### TASK DESCRIPTION:
Lines holding the string "objects": copy each one from the listing below.

******

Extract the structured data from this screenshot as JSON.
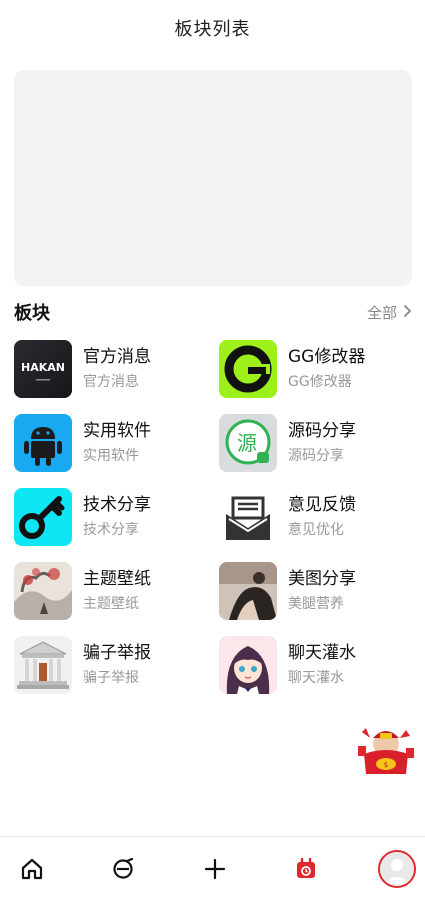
{
  "header": {
    "title": "板块列表"
  },
  "section": {
    "title": "板块",
    "see_all": "全部"
  },
  "boards": [
    {
      "name": "官方消息",
      "desc": "官方消息",
      "icon": "hakan-logo-icon",
      "thumb_text": "HAKAN"
    },
    {
      "name": "GG修改器",
      "desc": "GG修改器",
      "icon": "gg-logo-icon"
    },
    {
      "name": "实用软件",
      "desc": "实用软件",
      "icon": "android-icon"
    },
    {
      "name": "源码分享",
      "desc": "源码分享",
      "icon": "source-code-icon",
      "thumb_text": "源"
    },
    {
      "name": "技术分享",
      "desc": "技术分享",
      "icon": "key-icon"
    },
    {
      "name": "意见反馈",
      "desc": "意见优化",
      "icon": "feedback-mailbox-icon"
    },
    {
      "name": "主题壁纸",
      "desc": "主题壁纸",
      "icon": "wallpaper-painting-icon"
    },
    {
      "name": "美图分享",
      "desc": "美腿营养",
      "icon": "photo-thumbnail-icon"
    },
    {
      "name": "骗子举报",
      "desc": "骗子举报",
      "icon": "courthouse-icon"
    },
    {
      "name": "聊天灌水",
      "desc": "聊天灌水",
      "icon": "anime-girl-icon"
    }
  ],
  "tabbar": {
    "items": [
      "home-icon",
      "discover-icon",
      "add-icon",
      "calendar-icon",
      "avatar"
    ]
  },
  "colors": {
    "accent": "#e0272d",
    "muted": "#999999",
    "banner": "#f2f3f5"
  }
}
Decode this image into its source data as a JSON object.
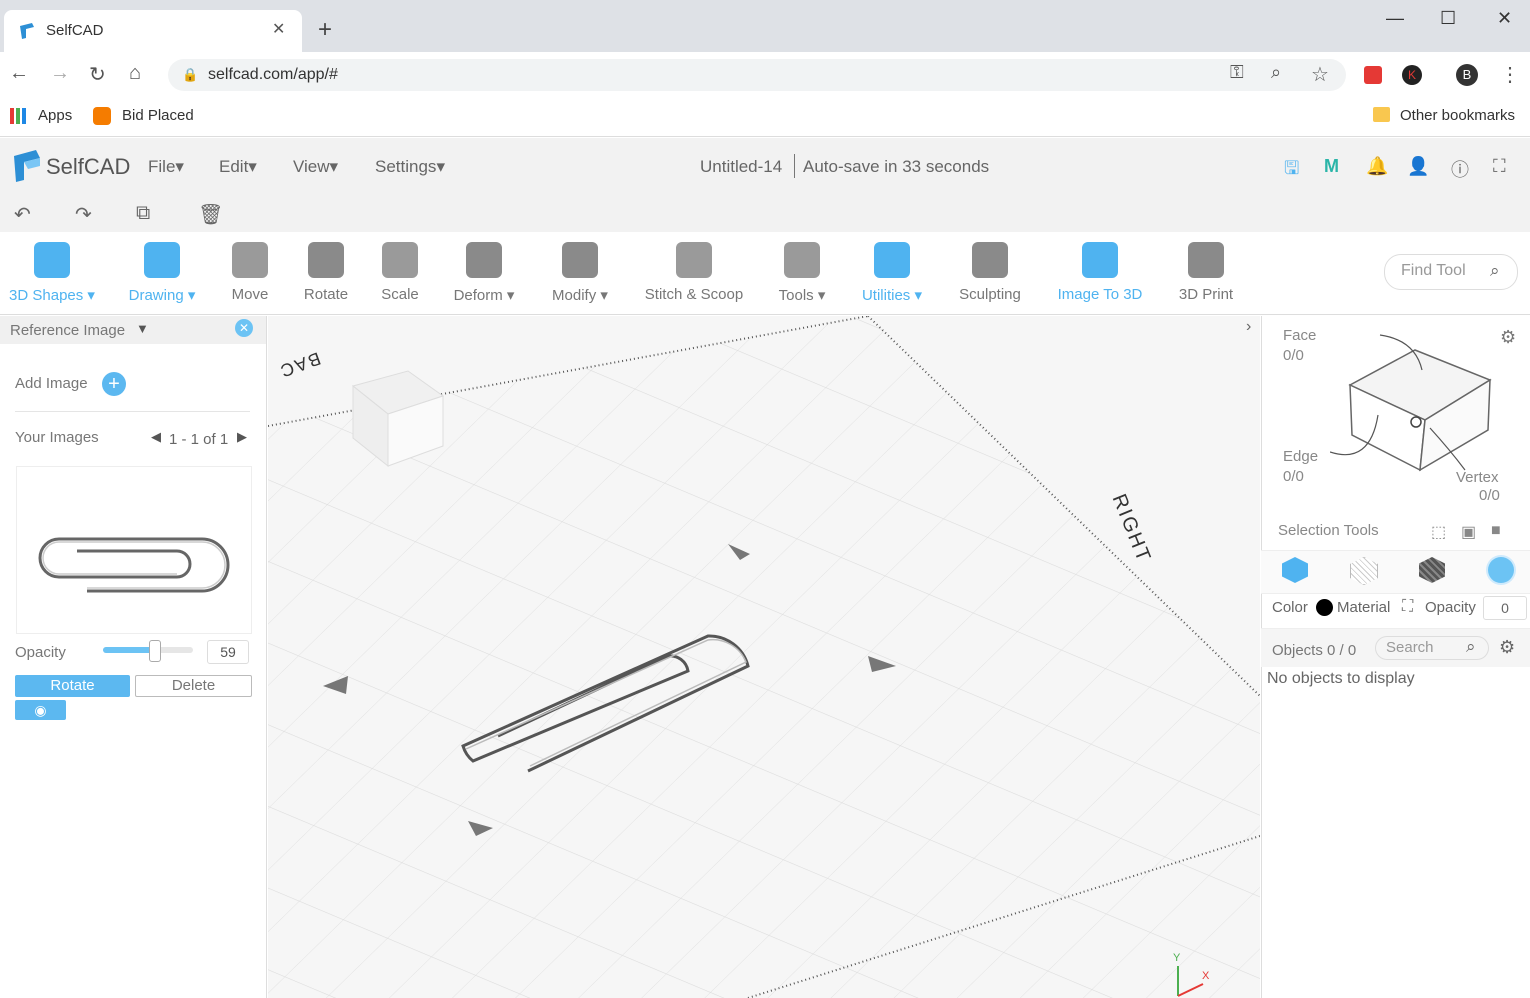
{
  "browser": {
    "tab_title": "SelfCAD",
    "url": "selfcad.com/app/#",
    "bookmarks": [
      "Apps",
      "Bid Placed"
    ],
    "other_bookmarks": "Other bookmarks",
    "profile_initial": "B",
    "extension_initial": "K"
  },
  "app": {
    "logo": "SelfCAD",
    "menus": [
      "File",
      "Edit",
      "View",
      "Settings"
    ],
    "doc_title": "Untitled-14",
    "autosave": "Auto-save in 33 seconds"
  },
  "toolbar": {
    "tools": [
      {
        "label": "3D Shapes",
        "dropdown": true,
        "color": "#4fb3f0",
        "active": true
      },
      {
        "label": "Drawing",
        "dropdown": true,
        "color": "#4fb3f0",
        "active": true
      },
      {
        "label": "Move",
        "dropdown": false,
        "color": "#9a9a9a",
        "active": false
      },
      {
        "label": "Rotate",
        "dropdown": false,
        "color": "#8a8a8a",
        "active": false
      },
      {
        "label": "Scale",
        "dropdown": false,
        "color": "#9a9a9a",
        "active": false
      },
      {
        "label": "Deform",
        "dropdown": true,
        "color": "#8a8a8a",
        "active": false
      },
      {
        "label": "Modify",
        "dropdown": true,
        "color": "#8a8a8a",
        "active": false
      },
      {
        "label": "Stitch & Scoop",
        "dropdown": false,
        "color": "#9a9a9a",
        "active": false
      },
      {
        "label": "Tools",
        "dropdown": true,
        "color": "#9a9a9a",
        "active": false
      },
      {
        "label": "Utilities",
        "dropdown": true,
        "color": "#4fb3f0",
        "active": true
      },
      {
        "label": "Sculpting",
        "dropdown": false,
        "color": "#8a8a8a",
        "active": false
      },
      {
        "label": "Image To 3D",
        "dropdown": false,
        "color": "#4fb3f0",
        "active": true
      },
      {
        "label": "3D Print",
        "dropdown": false,
        "color": "#8a8a8a",
        "active": false
      }
    ],
    "find_tool": "Find Tool"
  },
  "left_panel": {
    "title": "Reference Image",
    "add_image": "Add Image",
    "your_images": "Your Images",
    "pagination": "1 - 1 of 1",
    "opacity_label": "Opacity",
    "opacity_value": "59",
    "rotate": "Rotate",
    "delete": "Delete"
  },
  "viewport": {
    "labels": {
      "right": "RIGHT",
      "back": "BAC",
      "y_axis": "Y",
      "x_axis": "X"
    }
  },
  "right_panel": {
    "face": {
      "label": "Face",
      "value": "0/0"
    },
    "edge": {
      "label": "Edge",
      "value": "0/0"
    },
    "vertex": {
      "label": "Vertex",
      "value": "0/0"
    },
    "selection_tools": "Selection Tools",
    "color_label": "Color",
    "material_label": "Material",
    "opacity_label": "Opacity",
    "opacity_value": "0",
    "objects": "Objects 0 / 0",
    "search_placeholder": "Search",
    "empty": "No objects to display"
  }
}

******

### WRITTEN RESPONSE:
    "objects": "Objects 0 / 0",
    "empty": "No objects to display"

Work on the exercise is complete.